-- Supplied data follows --

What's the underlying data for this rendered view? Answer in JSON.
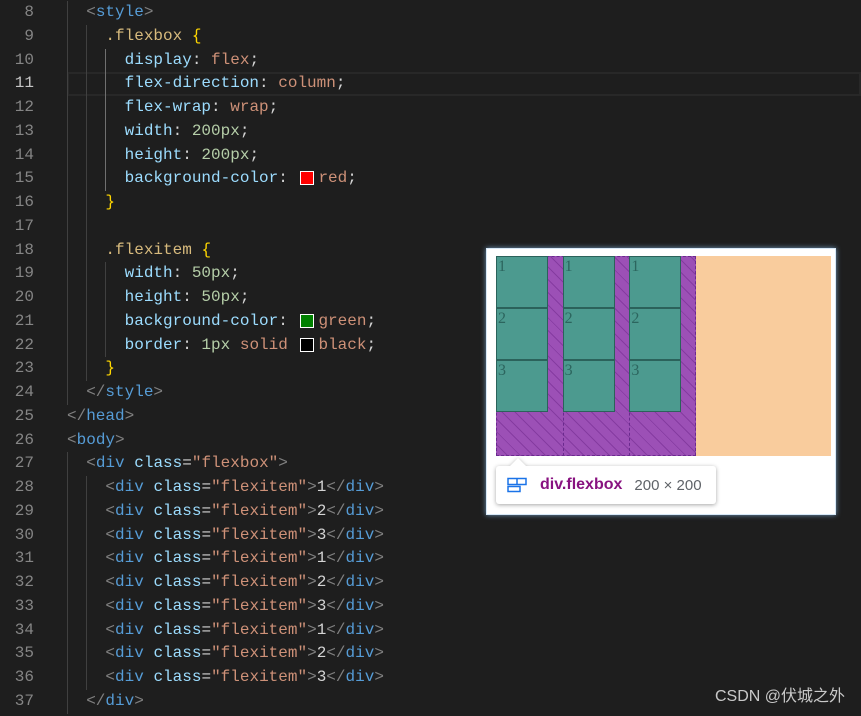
{
  "editor": {
    "active_line": 11,
    "lines": [
      {
        "n": 8,
        "tokens": [
          [
            "ws",
            "  "
          ],
          [
            "punct",
            "<"
          ],
          [
            "tag",
            "style"
          ],
          [
            "punct",
            ">"
          ]
        ]
      },
      {
        "n": 9,
        "tokens": [
          [
            "ws",
            "    "
          ],
          [
            "sel",
            ".flexbox"
          ],
          [
            "text",
            " "
          ],
          [
            "brace",
            "{"
          ]
        ]
      },
      {
        "n": 10,
        "tokens": [
          [
            "ws",
            "      "
          ],
          [
            "prop",
            "display"
          ],
          [
            "text",
            ": "
          ],
          [
            "val",
            "flex"
          ],
          [
            "text",
            ";"
          ]
        ]
      },
      {
        "n": 11,
        "tokens": [
          [
            "ws",
            "      "
          ],
          [
            "prop",
            "flex-direction"
          ],
          [
            "text",
            ": "
          ],
          [
            "val",
            "column"
          ],
          [
            "text",
            ";"
          ]
        ]
      },
      {
        "n": 12,
        "tokens": [
          [
            "ws",
            "      "
          ],
          [
            "prop",
            "flex-wrap"
          ],
          [
            "text",
            ": "
          ],
          [
            "val",
            "wrap"
          ],
          [
            "text",
            ";"
          ]
        ]
      },
      {
        "n": 13,
        "tokens": [
          [
            "ws",
            "      "
          ],
          [
            "prop",
            "width"
          ],
          [
            "text",
            ": "
          ],
          [
            "num",
            "200px"
          ],
          [
            "text",
            ";"
          ]
        ]
      },
      {
        "n": 14,
        "tokens": [
          [
            "ws",
            "      "
          ],
          [
            "prop",
            "height"
          ],
          [
            "text",
            ": "
          ],
          [
            "num",
            "200px"
          ],
          [
            "text",
            ";"
          ]
        ]
      },
      {
        "n": 15,
        "tokens": [
          [
            "ws",
            "      "
          ],
          [
            "prop",
            "background-color"
          ],
          [
            "text",
            ": "
          ],
          [
            "swatch",
            "#ff0000"
          ],
          [
            "val",
            "red"
          ],
          [
            "text",
            ";"
          ]
        ]
      },
      {
        "n": 16,
        "tokens": [
          [
            "ws",
            "    "
          ],
          [
            "brace",
            "}"
          ]
        ]
      },
      {
        "n": 17,
        "tokens": []
      },
      {
        "n": 18,
        "tokens": [
          [
            "ws",
            "    "
          ],
          [
            "sel",
            ".flexitem"
          ],
          [
            "text",
            " "
          ],
          [
            "brace",
            "{"
          ]
        ]
      },
      {
        "n": 19,
        "tokens": [
          [
            "ws",
            "      "
          ],
          [
            "prop",
            "width"
          ],
          [
            "text",
            ": "
          ],
          [
            "num",
            "50px"
          ],
          [
            "text",
            ";"
          ]
        ]
      },
      {
        "n": 20,
        "tokens": [
          [
            "ws",
            "      "
          ],
          [
            "prop",
            "height"
          ],
          [
            "text",
            ": "
          ],
          [
            "num",
            "50px"
          ],
          [
            "text",
            ";"
          ]
        ]
      },
      {
        "n": 21,
        "tokens": [
          [
            "ws",
            "      "
          ],
          [
            "prop",
            "background-color"
          ],
          [
            "text",
            ": "
          ],
          [
            "swatch",
            "#008000"
          ],
          [
            "val",
            "green"
          ],
          [
            "text",
            ";"
          ]
        ]
      },
      {
        "n": 22,
        "tokens": [
          [
            "ws",
            "      "
          ],
          [
            "prop",
            "border"
          ],
          [
            "text",
            ": "
          ],
          [
            "num",
            "1px"
          ],
          [
            "text",
            " "
          ],
          [
            "val",
            "solid"
          ],
          [
            "text",
            " "
          ],
          [
            "swatch",
            "#000000"
          ],
          [
            "val",
            "black"
          ],
          [
            "text",
            ";"
          ]
        ]
      },
      {
        "n": 23,
        "tokens": [
          [
            "ws",
            "    "
          ],
          [
            "brace",
            "}"
          ]
        ]
      },
      {
        "n": 24,
        "tokens": [
          [
            "ws",
            "  "
          ],
          [
            "punct",
            "</"
          ],
          [
            "tag",
            "style"
          ],
          [
            "punct",
            ">"
          ]
        ]
      },
      {
        "n": 25,
        "tokens": [
          [
            "punct",
            "</"
          ],
          [
            "tag",
            "head"
          ],
          [
            "punct",
            ">"
          ]
        ]
      },
      {
        "n": 26,
        "tokens": [
          [
            "punct",
            "<"
          ],
          [
            "tag",
            "body"
          ],
          [
            "punct",
            ">"
          ]
        ]
      },
      {
        "n": 27,
        "tokens": [
          [
            "ws",
            "  "
          ],
          [
            "punct",
            "<"
          ],
          [
            "tag",
            "div"
          ],
          [
            "text",
            " "
          ],
          [
            "attr",
            "class"
          ],
          [
            "text",
            "="
          ],
          [
            "str",
            "\"flexbox\""
          ],
          [
            "punct",
            ">"
          ]
        ]
      },
      {
        "n": 28,
        "tokens": [
          [
            "ws",
            "    "
          ],
          [
            "punct",
            "<"
          ],
          [
            "tag",
            "div"
          ],
          [
            "text",
            " "
          ],
          [
            "attr",
            "class"
          ],
          [
            "text",
            "="
          ],
          [
            "str",
            "\"flexitem\""
          ],
          [
            "punct",
            ">"
          ],
          [
            "text",
            "1"
          ],
          [
            "punct",
            "</"
          ],
          [
            "tag",
            "div"
          ],
          [
            "punct",
            ">"
          ]
        ]
      },
      {
        "n": 29,
        "tokens": [
          [
            "ws",
            "    "
          ],
          [
            "punct",
            "<"
          ],
          [
            "tag",
            "div"
          ],
          [
            "text",
            " "
          ],
          [
            "attr",
            "class"
          ],
          [
            "text",
            "="
          ],
          [
            "str",
            "\"flexitem\""
          ],
          [
            "punct",
            ">"
          ],
          [
            "text",
            "2"
          ],
          [
            "punct",
            "</"
          ],
          [
            "tag",
            "div"
          ],
          [
            "punct",
            ">"
          ]
        ]
      },
      {
        "n": 30,
        "tokens": [
          [
            "ws",
            "    "
          ],
          [
            "punct",
            "<"
          ],
          [
            "tag",
            "div"
          ],
          [
            "text",
            " "
          ],
          [
            "attr",
            "class"
          ],
          [
            "text",
            "="
          ],
          [
            "str",
            "\"flexitem\""
          ],
          [
            "punct",
            ">"
          ],
          [
            "text",
            "3"
          ],
          [
            "punct",
            "</"
          ],
          [
            "tag",
            "div"
          ],
          [
            "punct",
            ">"
          ]
        ]
      },
      {
        "n": 31,
        "tokens": [
          [
            "ws",
            "    "
          ],
          [
            "punct",
            "<"
          ],
          [
            "tag",
            "div"
          ],
          [
            "text",
            " "
          ],
          [
            "attr",
            "class"
          ],
          [
            "text",
            "="
          ],
          [
            "str",
            "\"flexitem\""
          ],
          [
            "punct",
            ">"
          ],
          [
            "text",
            "1"
          ],
          [
            "punct",
            "</"
          ],
          [
            "tag",
            "div"
          ],
          [
            "punct",
            ">"
          ]
        ]
      },
      {
        "n": 32,
        "tokens": [
          [
            "ws",
            "    "
          ],
          [
            "punct",
            "<"
          ],
          [
            "tag",
            "div"
          ],
          [
            "text",
            " "
          ],
          [
            "attr",
            "class"
          ],
          [
            "text",
            "="
          ],
          [
            "str",
            "\"flexitem\""
          ],
          [
            "punct",
            ">"
          ],
          [
            "text",
            "2"
          ],
          [
            "punct",
            "</"
          ],
          [
            "tag",
            "div"
          ],
          [
            "punct",
            ">"
          ]
        ]
      },
      {
        "n": 33,
        "tokens": [
          [
            "ws",
            "    "
          ],
          [
            "punct",
            "<"
          ],
          [
            "tag",
            "div"
          ],
          [
            "text",
            " "
          ],
          [
            "attr",
            "class"
          ],
          [
            "text",
            "="
          ],
          [
            "str",
            "\"flexitem\""
          ],
          [
            "punct",
            ">"
          ],
          [
            "text",
            "3"
          ],
          [
            "punct",
            "</"
          ],
          [
            "tag",
            "div"
          ],
          [
            "punct",
            ">"
          ]
        ]
      },
      {
        "n": 34,
        "tokens": [
          [
            "ws",
            "    "
          ],
          [
            "punct",
            "<"
          ],
          [
            "tag",
            "div"
          ],
          [
            "text",
            " "
          ],
          [
            "attr",
            "class"
          ],
          [
            "text",
            "="
          ],
          [
            "str",
            "\"flexitem\""
          ],
          [
            "punct",
            ">"
          ],
          [
            "text",
            "1"
          ],
          [
            "punct",
            "</"
          ],
          [
            "tag",
            "div"
          ],
          [
            "punct",
            ">"
          ]
        ]
      },
      {
        "n": 35,
        "tokens": [
          [
            "ws",
            "    "
          ],
          [
            "punct",
            "<"
          ],
          [
            "tag",
            "div"
          ],
          [
            "text",
            " "
          ],
          [
            "attr",
            "class"
          ],
          [
            "text",
            "="
          ],
          [
            "str",
            "\"flexitem\""
          ],
          [
            "punct",
            ">"
          ],
          [
            "text",
            "2"
          ],
          [
            "punct",
            "</"
          ],
          [
            "tag",
            "div"
          ],
          [
            "punct",
            ">"
          ]
        ]
      },
      {
        "n": 36,
        "tokens": [
          [
            "ws",
            "    "
          ],
          [
            "punct",
            "<"
          ],
          [
            "tag",
            "div"
          ],
          [
            "text",
            " "
          ],
          [
            "attr",
            "class"
          ],
          [
            "text",
            "="
          ],
          [
            "str",
            "\"flexitem\""
          ],
          [
            "punct",
            ">"
          ],
          [
            "text",
            "3"
          ],
          [
            "punct",
            "</"
          ],
          [
            "tag",
            "div"
          ],
          [
            "punct",
            ">"
          ]
        ]
      },
      {
        "n": 37,
        "tokens": [
          [
            "ws",
            "  "
          ],
          [
            "punct",
            "</"
          ],
          [
            "tag",
            "div"
          ],
          [
            "punct",
            ">"
          ]
        ]
      }
    ]
  },
  "theme": {
    "background": "#1e1e1e",
    "line_number": "#858585",
    "line_number_active": "#c6c6c6",
    "text": "#d4d4d4",
    "punct": "#808080",
    "tag": "#569cd6",
    "sel": "#d7ba7d",
    "brace": "#ffd700",
    "prop": "#9cdcfe",
    "attr": "#9cdcfe",
    "val": "#ce9178",
    "str": "#ce9178",
    "num": "#b5cea8"
  },
  "preview": {
    "items": [
      "1",
      "2",
      "3",
      "1",
      "2",
      "3",
      "1",
      "2",
      "3"
    ],
    "colors": {
      "container": "#9c50b6",
      "item": "#4c9a8f",
      "margin": "#f9cc9d"
    },
    "tooltip": {
      "icon": "flex-container-icon",
      "selector": "div.flexbox",
      "size": "200 × 200"
    }
  },
  "watermark": "CSDN @伏城之外"
}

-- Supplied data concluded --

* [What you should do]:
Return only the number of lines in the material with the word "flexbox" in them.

* [Result of the task]:
3